In “A social cognitive approach to traditional media content and social media use: Selfie-related behavior as competitive strategy” by Michael A Stefanone, Zhiying Yue and Zena Toh, the authors intend to look into the motivational reasons that lead people to take selfies, taking into account all the features that make a selfie different from a regular picture (celebrity behavior and unique facial cues that indicate some manifestation of narcissism and the need for popularity). I think this selfie related behavior is very detrimental to the users of any social media platform, and this post will go through the unique characteristics of a selfie, and how that promotes unhealthy competition that ends in the involvement and detriment of the user’s self esteem.
While I think it is true that a single selfie could be regarded as a generic picture of your face, what makes selfies particularly different from any other type of picture, is how this selfie-taking process takes place. A selfie implies that the subject is aware of how they look on the screen and what angles benefit their overall beauty and aesthetics, in order to make their picture competitive enough for social media standards. The process of selecting and editing a selfie is also unique to it. Usually, the only ones who will edit their own selfies will be the subjects themselves, because they know, after a series of external comments guarantee a step-by-step process to make that single selfie more competitive. People are aware of their physical traits and how to upgrade or enhance them (edit) to meet the expectations of a selfie on different platforms such as Snapchat or Facebook.

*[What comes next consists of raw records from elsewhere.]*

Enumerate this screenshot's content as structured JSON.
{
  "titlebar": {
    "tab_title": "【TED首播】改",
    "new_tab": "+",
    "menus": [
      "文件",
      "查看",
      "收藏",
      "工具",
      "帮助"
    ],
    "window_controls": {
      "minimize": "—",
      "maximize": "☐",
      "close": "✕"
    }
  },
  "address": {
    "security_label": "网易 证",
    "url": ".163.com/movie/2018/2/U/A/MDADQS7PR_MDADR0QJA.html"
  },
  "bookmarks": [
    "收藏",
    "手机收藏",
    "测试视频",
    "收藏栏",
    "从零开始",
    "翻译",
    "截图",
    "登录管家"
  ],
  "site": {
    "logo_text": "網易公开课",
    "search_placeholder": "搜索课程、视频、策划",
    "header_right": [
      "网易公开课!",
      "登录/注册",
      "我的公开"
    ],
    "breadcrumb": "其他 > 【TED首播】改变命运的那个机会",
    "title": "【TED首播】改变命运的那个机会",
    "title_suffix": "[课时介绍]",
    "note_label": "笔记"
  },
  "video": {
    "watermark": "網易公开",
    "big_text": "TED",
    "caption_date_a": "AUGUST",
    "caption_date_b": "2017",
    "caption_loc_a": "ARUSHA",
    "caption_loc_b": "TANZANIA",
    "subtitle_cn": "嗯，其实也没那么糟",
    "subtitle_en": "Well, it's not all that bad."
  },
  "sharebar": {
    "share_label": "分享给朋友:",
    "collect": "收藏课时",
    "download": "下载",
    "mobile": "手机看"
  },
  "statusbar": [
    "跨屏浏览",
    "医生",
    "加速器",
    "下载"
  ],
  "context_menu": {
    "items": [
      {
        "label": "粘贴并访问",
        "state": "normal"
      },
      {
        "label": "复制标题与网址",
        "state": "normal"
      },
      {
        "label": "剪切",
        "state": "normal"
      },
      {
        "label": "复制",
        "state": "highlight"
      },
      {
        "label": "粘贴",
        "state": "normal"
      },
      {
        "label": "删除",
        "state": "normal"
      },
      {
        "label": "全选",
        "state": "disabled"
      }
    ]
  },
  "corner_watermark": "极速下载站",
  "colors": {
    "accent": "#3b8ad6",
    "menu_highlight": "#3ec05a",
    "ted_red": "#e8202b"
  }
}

This reading claims that the decision to share images of one’s self is also likely a function of that individual’s self-worth, and the more likes they get, the more they feel satisfied with themselves and their physical appearance. I think this isn’t the case for self-worth because one selfie is never enough. It’s an eternally vicious cycle that perpetuates beauty standards, but never gives the right amount of satisfaction in the long run. It’s an ephemeral pleasure. If anything, I would argue that it is nothing but competition and a way to seek a feeling of superiority in specific audiences or groups. For me, self-worth is more about the things that only you can do to make yourself feel better and love yourself. It’s not really about physical appearance in relation to celebrities and characters from RTVs. It’s the traits that shape you. In that case, if a selfie comes down to physical appearance and appealing to a certain audience, I don’t think it could make anyone feel better in the long term. It might be a nice feeling to know that your facial features match those of celebrities’, but it will never compensate for a lack of self-esteem, and that’s why I find this explanation to be a bit fallacious. Even if you are presenting yourself and selecting the things you want to project to the outside world, it’s not about idiosyncratic qualities.
In Transcendence of Trends Within Competition by bigpandafootball, the author read about the creation of misleading profiles on social media and a study that was conducted to find out why this happens. The argument of this post is that people do it because they want to “compete with other users that they feel jealous of”. To follow up on this as part of my argument and to make a similar rhetorical move to that of Hutcheon’s, I’d like to include the etymological definition of self-esteem. From the Greek “αυτος” which means “by yourself” or “towards yourself”. In addition, esteem, from the Latin word “aestimar” which means “to appreciate or give value to”. What I’m trying to say here, is that selfies and social media have never and will never be used as a means to appreciate yourself and what makes you unique. It all comes down to a competitive game to see who gets more attention and overall popularity. Furthermore, selfies are also seen as a hierarchical on social media. Through likes and followers, they’re used to rank people, and based on numerical data, the more followers and likes they have, the more people will try to replicate and imitate their behavior on social media. In many cases, this ultimately affects the mental health of the users, because it’s seen as a reward system in which you can only win if you meet everyone else’s expectations, and if you don’t, for obvious (genetic) reasons, you’re looked down upon and seen as inferior. Instead of trying to promote a healthy body image and a positive value system which, in turn, helps people at the top of the social media hierarchy, people compete and crush their opponents, which is basically the same exact thing that Hutcheon was attacking throughout her essay when she mentions the culture of demolition. It is for these reasons that a selfie will never compensate for the things you appreciate or value about yourself. Self-esteem can’t be about hierarchy and jealousy because the attention and popularity of others simply can’t influence the way you feel about yourself.
In conclusion, my overall impression of this reading is that it highlights the fallacious reasoning of users who ignore the core definition of self-esteem and self-worth. This isn’t really part of the narrative and the overall rhetorical moves of the paper because it’s not the central topic and they barely mention it. Nonetheless, I’d like to think of my reading response as a way of separating and making a distinction between self-esteem and the way selfies improve or damage it. Even if they don’t necessarily have to be mutually exclusive, and we obviously can’t ignore that physical appearance is, indeed, part of ourselves, I think that this reasoning could be misleading. At the end of the day, selfies will always involve one’s feelings towards themselves, but using selfies as the means to improving it is detrimental.
Image from: Image
Sources: Self-esteem etymology
#p03 #astu101 #competition #astu #astup03